It’s true that some owners are irresponsible and let their dogs roam free, sometimes resulting in those dogs terrorizing other dogs. Having your dog on a leash will not protect you from a loose aggressive dog. However, it may allow you to swiftly move your dog away if the loose dog is not actively pursuing your dog. If you are concerned about loose dogs trying to engage your leashed dog, you may choose to carry citronella spray, and air horn, or a similar aversive. This type of item may distract an approaching dog long enough for you and your leashed dog to get away.

On or off the leash, your dog may one day end up in a dogfight. Just in case this happens to your dog, it's a good idea to know how to safely break up a dogfight.

How to Train Your Dog To Behave Off-Leash

There is no way to guarantee your dog’s safety if you choose to let him off the leash. However, advanced training can help decrease the chances of your dog getting in harm's way. Your dog can enjoy running free and exploring his environment but he must understand the rules. It's important that your off-leash dog either stays right by your side or can be called to your side easily.
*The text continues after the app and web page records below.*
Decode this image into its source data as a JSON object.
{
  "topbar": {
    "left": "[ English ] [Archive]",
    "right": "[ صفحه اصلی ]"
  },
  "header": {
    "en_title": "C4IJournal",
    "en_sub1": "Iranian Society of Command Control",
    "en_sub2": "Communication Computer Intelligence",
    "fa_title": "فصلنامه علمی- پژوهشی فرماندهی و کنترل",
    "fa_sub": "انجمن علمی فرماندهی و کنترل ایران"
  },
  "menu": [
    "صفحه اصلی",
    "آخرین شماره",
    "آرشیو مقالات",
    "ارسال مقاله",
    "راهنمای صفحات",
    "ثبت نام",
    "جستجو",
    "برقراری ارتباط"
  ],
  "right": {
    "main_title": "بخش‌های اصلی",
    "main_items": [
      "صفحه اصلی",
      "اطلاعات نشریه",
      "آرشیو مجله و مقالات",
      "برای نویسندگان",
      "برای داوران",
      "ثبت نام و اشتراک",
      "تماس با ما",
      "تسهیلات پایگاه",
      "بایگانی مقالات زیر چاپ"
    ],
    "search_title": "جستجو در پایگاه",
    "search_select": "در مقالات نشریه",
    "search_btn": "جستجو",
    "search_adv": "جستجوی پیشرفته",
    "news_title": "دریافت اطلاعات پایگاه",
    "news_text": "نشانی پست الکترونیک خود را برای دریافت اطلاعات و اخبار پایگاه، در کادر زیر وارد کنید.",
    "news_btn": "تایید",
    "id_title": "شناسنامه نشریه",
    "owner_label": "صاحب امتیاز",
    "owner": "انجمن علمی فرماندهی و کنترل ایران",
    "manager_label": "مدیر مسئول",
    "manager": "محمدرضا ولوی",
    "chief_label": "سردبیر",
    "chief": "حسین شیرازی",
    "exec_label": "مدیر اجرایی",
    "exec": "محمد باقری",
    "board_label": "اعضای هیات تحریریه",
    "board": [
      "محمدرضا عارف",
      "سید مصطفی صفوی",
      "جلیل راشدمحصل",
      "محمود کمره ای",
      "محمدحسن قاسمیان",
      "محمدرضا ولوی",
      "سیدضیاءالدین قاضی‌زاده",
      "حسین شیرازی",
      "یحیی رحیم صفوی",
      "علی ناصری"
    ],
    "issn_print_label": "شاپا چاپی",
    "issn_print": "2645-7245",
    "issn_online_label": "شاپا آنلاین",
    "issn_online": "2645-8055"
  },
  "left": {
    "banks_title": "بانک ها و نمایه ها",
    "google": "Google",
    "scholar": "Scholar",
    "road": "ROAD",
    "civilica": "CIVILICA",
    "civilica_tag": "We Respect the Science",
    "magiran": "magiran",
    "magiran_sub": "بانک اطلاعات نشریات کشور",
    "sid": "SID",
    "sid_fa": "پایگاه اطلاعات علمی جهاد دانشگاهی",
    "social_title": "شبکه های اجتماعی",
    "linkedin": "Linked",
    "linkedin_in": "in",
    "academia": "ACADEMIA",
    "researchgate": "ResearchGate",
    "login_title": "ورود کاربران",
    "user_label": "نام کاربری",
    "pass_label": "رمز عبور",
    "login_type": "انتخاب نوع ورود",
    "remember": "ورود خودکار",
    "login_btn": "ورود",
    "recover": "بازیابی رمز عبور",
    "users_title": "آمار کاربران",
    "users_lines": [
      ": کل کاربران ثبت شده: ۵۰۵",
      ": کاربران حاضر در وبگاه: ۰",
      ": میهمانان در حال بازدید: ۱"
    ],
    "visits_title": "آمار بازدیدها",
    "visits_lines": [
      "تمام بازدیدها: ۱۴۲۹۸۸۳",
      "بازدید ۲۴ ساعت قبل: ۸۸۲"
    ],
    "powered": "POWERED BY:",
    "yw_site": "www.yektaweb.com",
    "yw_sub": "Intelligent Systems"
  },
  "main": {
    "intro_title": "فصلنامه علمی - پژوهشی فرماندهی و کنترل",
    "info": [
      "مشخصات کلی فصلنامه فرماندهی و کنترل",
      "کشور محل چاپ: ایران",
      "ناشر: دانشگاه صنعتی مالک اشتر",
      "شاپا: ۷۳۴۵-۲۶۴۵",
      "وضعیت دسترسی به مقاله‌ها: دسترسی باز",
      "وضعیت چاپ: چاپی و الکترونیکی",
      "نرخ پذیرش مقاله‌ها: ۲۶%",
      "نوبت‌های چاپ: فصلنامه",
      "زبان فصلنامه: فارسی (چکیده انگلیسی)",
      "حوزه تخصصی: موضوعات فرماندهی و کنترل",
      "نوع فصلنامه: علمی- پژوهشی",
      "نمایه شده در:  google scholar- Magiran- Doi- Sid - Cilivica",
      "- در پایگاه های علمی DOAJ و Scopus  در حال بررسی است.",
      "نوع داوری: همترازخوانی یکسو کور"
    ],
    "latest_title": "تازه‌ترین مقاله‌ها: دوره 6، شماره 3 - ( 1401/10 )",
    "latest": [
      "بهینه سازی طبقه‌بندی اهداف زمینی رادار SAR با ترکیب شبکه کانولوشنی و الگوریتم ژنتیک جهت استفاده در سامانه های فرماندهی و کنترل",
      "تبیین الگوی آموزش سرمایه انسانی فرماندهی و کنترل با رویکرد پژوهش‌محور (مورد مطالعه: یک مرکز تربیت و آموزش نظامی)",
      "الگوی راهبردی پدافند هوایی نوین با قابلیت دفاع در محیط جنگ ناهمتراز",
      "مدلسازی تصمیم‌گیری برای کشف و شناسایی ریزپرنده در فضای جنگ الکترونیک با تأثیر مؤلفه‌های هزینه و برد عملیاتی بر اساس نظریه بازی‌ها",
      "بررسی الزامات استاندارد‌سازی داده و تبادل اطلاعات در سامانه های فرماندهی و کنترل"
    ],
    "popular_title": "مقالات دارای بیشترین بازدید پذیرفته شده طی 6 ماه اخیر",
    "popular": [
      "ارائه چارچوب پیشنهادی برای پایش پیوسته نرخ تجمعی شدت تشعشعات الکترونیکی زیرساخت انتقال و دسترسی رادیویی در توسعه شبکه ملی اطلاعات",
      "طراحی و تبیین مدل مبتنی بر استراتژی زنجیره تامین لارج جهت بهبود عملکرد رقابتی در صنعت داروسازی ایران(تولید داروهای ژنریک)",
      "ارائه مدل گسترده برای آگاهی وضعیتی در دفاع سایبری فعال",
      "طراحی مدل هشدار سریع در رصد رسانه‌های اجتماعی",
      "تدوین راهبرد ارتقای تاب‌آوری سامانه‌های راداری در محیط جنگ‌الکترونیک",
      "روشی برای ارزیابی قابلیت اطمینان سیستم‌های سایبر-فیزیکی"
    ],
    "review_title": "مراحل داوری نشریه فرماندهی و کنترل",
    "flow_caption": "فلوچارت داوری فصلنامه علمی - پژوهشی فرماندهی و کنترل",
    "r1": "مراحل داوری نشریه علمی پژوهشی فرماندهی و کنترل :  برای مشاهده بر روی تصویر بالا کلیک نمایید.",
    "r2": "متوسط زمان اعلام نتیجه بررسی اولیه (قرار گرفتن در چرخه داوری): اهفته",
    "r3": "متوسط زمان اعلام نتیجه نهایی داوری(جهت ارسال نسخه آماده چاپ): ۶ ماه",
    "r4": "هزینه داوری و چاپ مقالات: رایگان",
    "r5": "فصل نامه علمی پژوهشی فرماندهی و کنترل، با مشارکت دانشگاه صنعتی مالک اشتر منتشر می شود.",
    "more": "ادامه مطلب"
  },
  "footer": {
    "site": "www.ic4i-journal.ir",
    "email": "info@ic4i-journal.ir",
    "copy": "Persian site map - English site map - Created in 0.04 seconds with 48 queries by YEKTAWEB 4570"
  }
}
Begin by establishing a training foundation. Clicker training is an excellent way to train any dog, but it can be especially valuable if you plan to eventually let your dog off the leash. First, your dog should have a mastery of basic commands. Your dog must excel in the following:

Next, your dog must learn that it is highly valuable to stay close to you. It is in your dog's nature to explore, but as stated above, wandering can lead to danger. If your dog stays close and can be trusted to obey recall commands, you can let him run within your sight. Your dog should also learn to value you above any distractions. Ideally, you will teach your dog to look at you (and to check in with you) any time a distraction comes along. It will help to practice "look" while your dog is on the leash around a lot of distractions. In addition, you should always try to reward your dog for checking in on his own (if he looks at you or comes over to you). If you use clicker training, try to capture the desired behaviors.

Regularly practice training commands with your dog off-leash in an enclosed area. Gradually add more distractions. Practice"look" off the leash and keep rewarding natural check-ins. When you are confident that your dog is ready, try letting your dog off-leash in the safest area possible for short periods of time. Look for an open area that has some kind of natural boundaries, like water or houses. Make sure you are not close to a street with high traffic. Carry high-value treats or another high-value reward. Work your way up to more challenging environments. NOTE: It is never recommended to let your dog off-leash in crowded public areas or around traffic, regardless of the leash laws in that area.

Make sure you understand your dog's tendencies and limits. Some dogs will never be able to resist certain distractions, especially those with high prey drives. Dogs with the following tendencies are especially high-risk for danger when off the leash:

  • Squirrel chaser (or other small animals)
  • Car-chaser
  • Noise-phobic (afraid of thunder, fireworks, a car backfiring, etc)
  • Dog reactive or hyperactive/excited around other dogs
  • Wanderlust (dogs that try to run away to explore and ignore just about anything you say)

Training can help minimize some tendencies, but rarely will they completely vanish. If you know your dog cannot resist a response to certain stimuli, then you must understand the risks when he is off leash. If you have doubts, it's best to just keep him on the leash. Consider a long lead to give him room to explore. Take him to fenced in areas where he can safely play off-leash. Remember, it's always best to put safety first.